[Element data from apps and pages]
########
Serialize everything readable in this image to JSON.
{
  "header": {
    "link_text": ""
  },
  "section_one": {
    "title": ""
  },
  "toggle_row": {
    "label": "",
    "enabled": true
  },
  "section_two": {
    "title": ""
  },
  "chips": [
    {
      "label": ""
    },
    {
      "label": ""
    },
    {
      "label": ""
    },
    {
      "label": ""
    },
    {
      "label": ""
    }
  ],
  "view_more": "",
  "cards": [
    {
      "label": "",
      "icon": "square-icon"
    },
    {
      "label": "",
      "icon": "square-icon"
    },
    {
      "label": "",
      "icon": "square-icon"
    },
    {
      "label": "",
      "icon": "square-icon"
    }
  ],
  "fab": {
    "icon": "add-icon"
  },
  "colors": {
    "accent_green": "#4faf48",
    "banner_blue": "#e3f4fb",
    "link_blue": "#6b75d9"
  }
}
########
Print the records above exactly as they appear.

Serialize everything readable in this image to JSON.
{
  "header": {
    "link_text": ""
  },
  "section_one": {
    "title": ""
  },
  "toggle_row": {
    "label": "",
    "enabled": true
  },
  "section_two": {
    "title": ""
  },
  "chips": [
    {
      "label": ""
    },
    {
      "label": ""
    },
    {
      "label": ""
    },
    {
      "label": ""
    },
    {
      "label": ""
    }
  ],
  "view_more": "",
  "cards": [
    {
      "label": "",
      "icon": "square-icon"
    },
    {
      "label": "",
      "icon": "square-icon"
    },
    {
      "label": "",
      "icon": "square-icon"
    },
    {
      "label": "",
      "icon": "square-icon"
    }
  ],
  "fab": {
    "icon": "add-icon"
  },
  "colors": {
    "accent_green": "#4faf48",
    "banner_blue": "#e3f4fb",
    "link_blue": "#6b75d9"
  }
}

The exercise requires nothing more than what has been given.